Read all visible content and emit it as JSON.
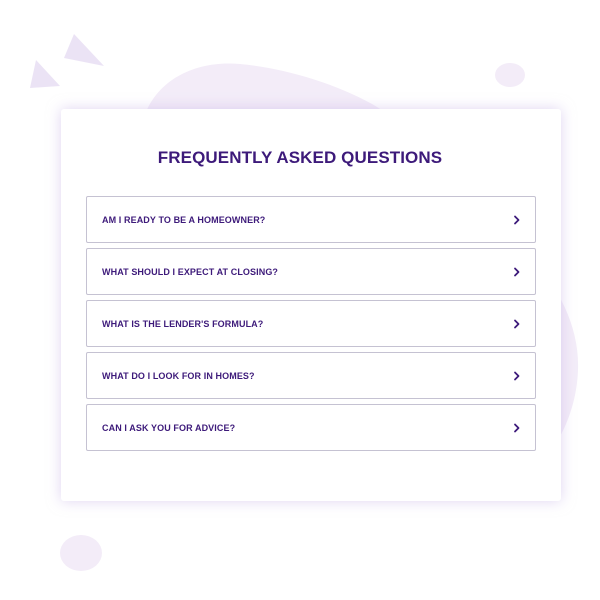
{
  "faq": {
    "title": "FREQUENTLY ASKED QUESTIONS",
    "items": [
      {
        "question": "AM I READY TO BE A HOMEOWNER?",
        "icon": "chevron-right-icon"
      },
      {
        "question": "WHAT SHOULD I EXPECT AT CLOSING?",
        "icon": "chevron-right-icon"
      },
      {
        "question": "WHAT IS THE LENDER'S FORMULA?",
        "icon": "chevron-right-icon"
      },
      {
        "question": "WHAT DO I LOOK FOR IN HOMES?",
        "icon": "chevron-right-icon"
      },
      {
        "question": "CAN I ASK YOU FOR ADVICE?",
        "icon": "chevron-right-icon"
      }
    ]
  },
  "colors": {
    "heading": "#3d1a7a",
    "item_border": "#c5c2d2",
    "decor_blob": "#f3ecf8",
    "decor_triangle": "#ebe3f5"
  }
}
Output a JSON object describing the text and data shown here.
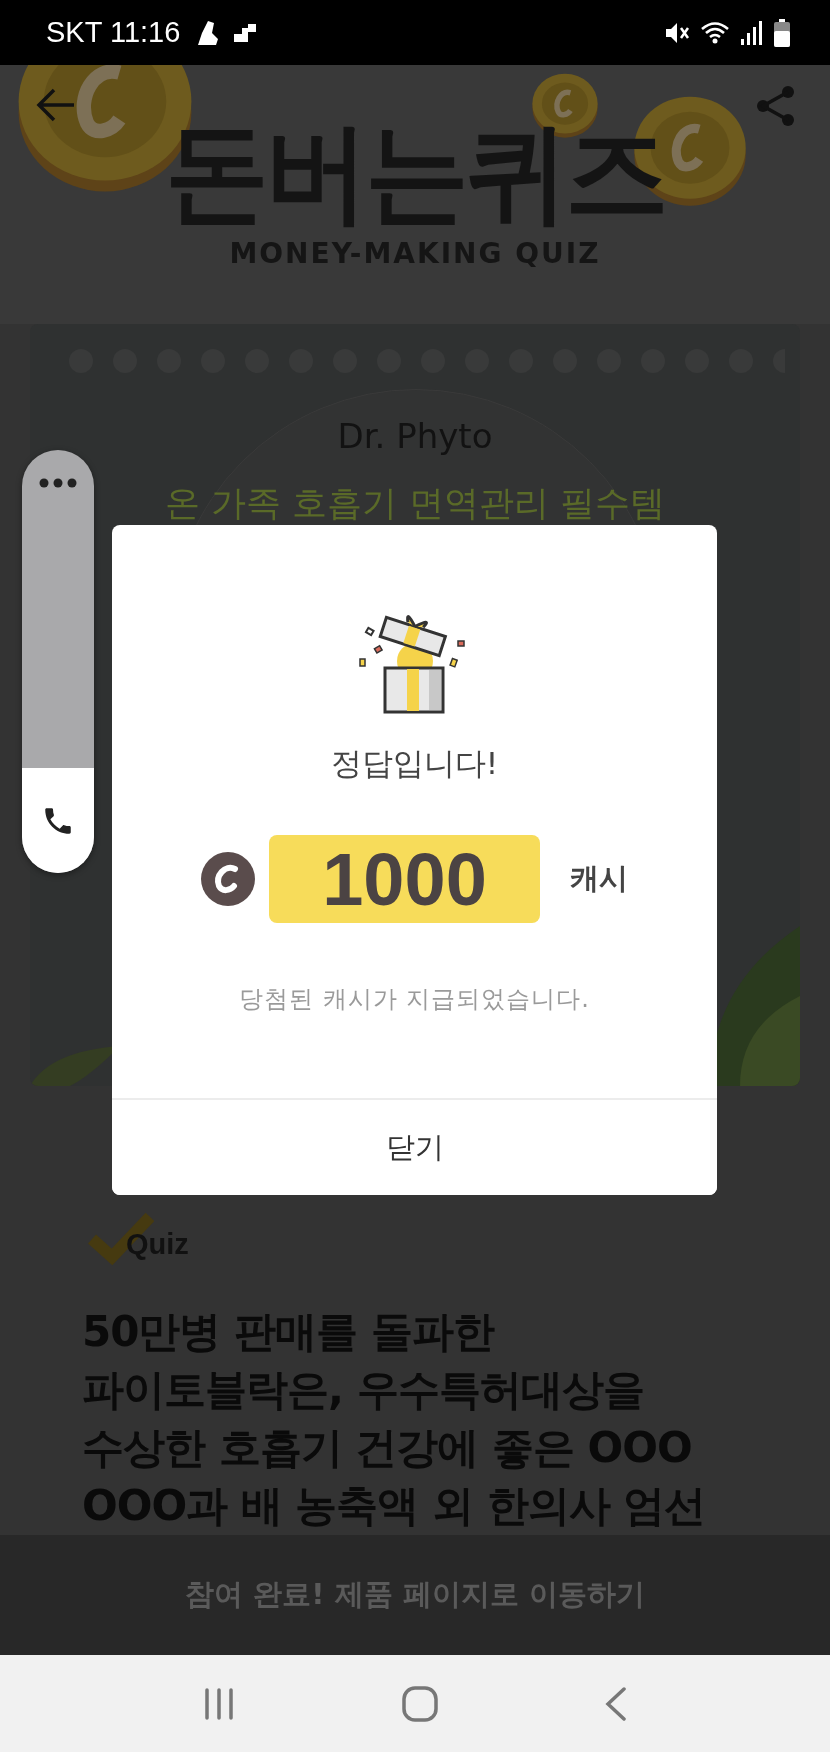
{
  "status_bar": {
    "carrier_time": "SKT 11:16"
  },
  "header": {
    "title": "돈버는퀴즈",
    "subtitle": "MONEY-MAKING QUIZ"
  },
  "ad_banner": {
    "brand": "Dr. Phyto",
    "tagline": "온 가족 호흡기 면역관리 필수템"
  },
  "quiz": {
    "label": "Quiz",
    "question_lines": [
      "50만병 판매를 돌파한",
      "파이토블락은, 우수특허대상을",
      "수상한 호흡기 건강에 좋은 OOO",
      "OOO과 배 농축액 외 한의사 엄선"
    ]
  },
  "cta_button": "참여 완료! 제품 페이지로 이동하기",
  "dialog": {
    "title": "정답입니다!",
    "amount": "1000",
    "unit": "캐시",
    "message": "당첨된 캐시가 지급되었습니다.",
    "close_button": "닫기"
  }
}
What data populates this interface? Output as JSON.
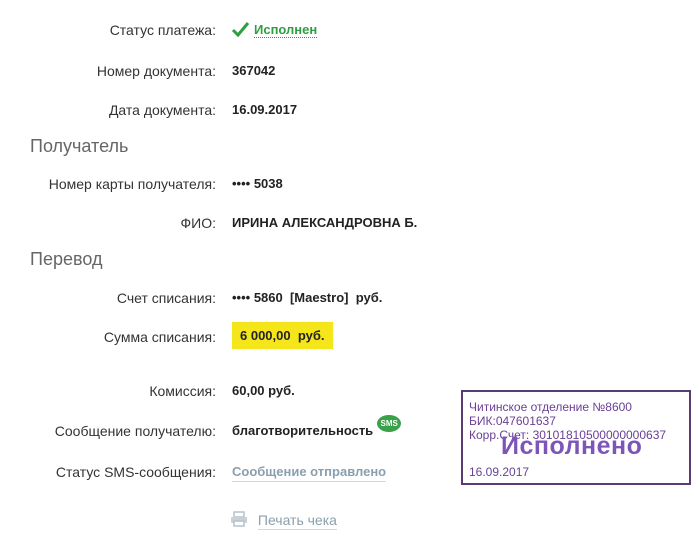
{
  "payment": {
    "status_label": "Статус платежа:",
    "status_value": "Исполнен",
    "doc_number_label": "Номер документа:",
    "doc_number_value": "367042",
    "doc_date_label": "Дата документа:",
    "doc_date_value": "16.09.2017"
  },
  "recipient": {
    "section_title": "Получатель",
    "card_label": "Номер карты получателя:",
    "card_value": "•••• 5038",
    "name_label": "ФИО:",
    "name_value": "ИРИНА АЛЕКСАНДРОВНА Б."
  },
  "transfer": {
    "section_title": "Перевод",
    "account_label": "Счет списания:",
    "account_value": "•••• 5860  [Maestro]  руб.",
    "amount_label": "Сумма списания:",
    "amount_value": "6 000,00  руб.",
    "fee_label": "Комиссия:",
    "fee_value": "60,00 руб.",
    "message_label": "Сообщение получателю:",
    "message_value": "благотворительность",
    "sms_badge": "SMS",
    "sms_status_label": "Статус SMS-сообщения:",
    "sms_status_value": "Сообщение отправлено"
  },
  "actions": {
    "print_label": "Печать чека"
  },
  "stamp": {
    "line1": "Читинское отделение №8600",
    "line2": "БИК:047601637",
    "line3": "Корр.Счет: 30101810500000000637",
    "big_text": "Исполнено",
    "date": "16.09.2017"
  },
  "colors": {
    "status_green": "#2f9e41",
    "highlight_yellow": "#f5e51b",
    "stamp_purple": "#6a3f95",
    "link_gray": "#8a9fae"
  }
}
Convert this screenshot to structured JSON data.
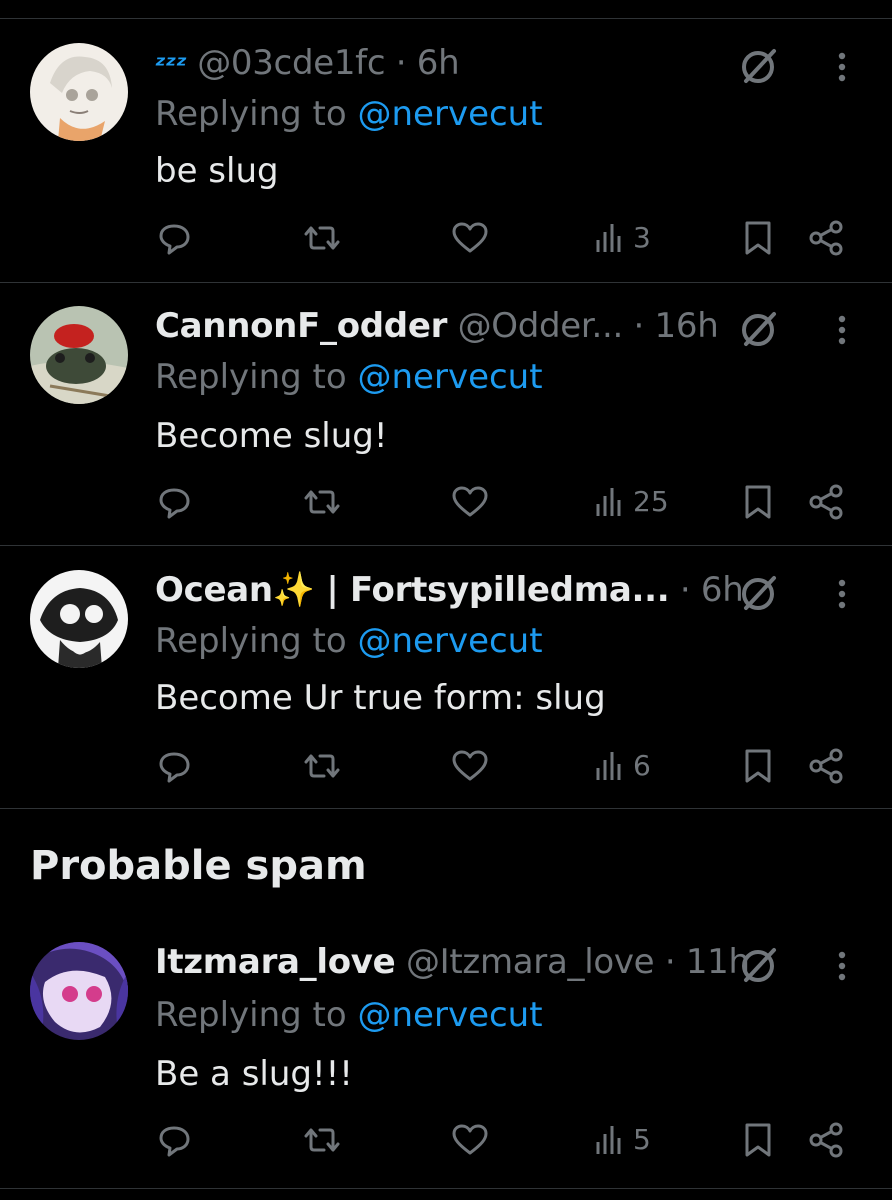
{
  "replies": [
    {
      "display_name": "",
      "status_emoji": "ᶻᶻᶻ",
      "handle": "@03cde1fc",
      "time": "6h",
      "reply_prefix": "Replying to",
      "reply_to": "@nervecut",
      "text": "be slug",
      "views": "3"
    },
    {
      "display_name": "CannonF_odder",
      "handle": "@Odder...",
      "time": "16h",
      "reply_prefix": "Replying to",
      "reply_to": "@nervecut",
      "text": "Become slug!",
      "views": "25"
    },
    {
      "display_name": "Ocean✨ | Fortsypilledma...",
      "handle": "",
      "time": "6h",
      "reply_prefix": "Replying to",
      "reply_to": "@nervecut",
      "text": "Become Ur true form: slug",
      "views": "6"
    }
  ],
  "spam_section": {
    "title": "Probable spam",
    "reply": {
      "display_name": "Itzmara_love",
      "handle": "@Itzmara_love",
      "time": "11h",
      "reply_prefix": "Replying to",
      "reply_to": "@nervecut",
      "text": "Be a slug!!!",
      "views": "5"
    }
  },
  "icons": {
    "reply": "reply-icon",
    "repost": "repost-icon",
    "like": "heart-icon",
    "views": "views-icon",
    "bookmark": "bookmark-icon",
    "share": "share-icon",
    "grok": "grok-icon",
    "more": "more-icon"
  },
  "colors": {
    "background": "#000000",
    "text": "#e7e9ea",
    "muted": "#71767b",
    "accent": "#1d9bf0",
    "divider": "#2f3336"
  }
}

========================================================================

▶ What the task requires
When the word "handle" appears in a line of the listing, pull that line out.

▶ Result of the exercise
      "handle": "@03cde1fc",
      "handle": "@Odder...",
      "handle": "",
      "handle": "@Itzmara_love",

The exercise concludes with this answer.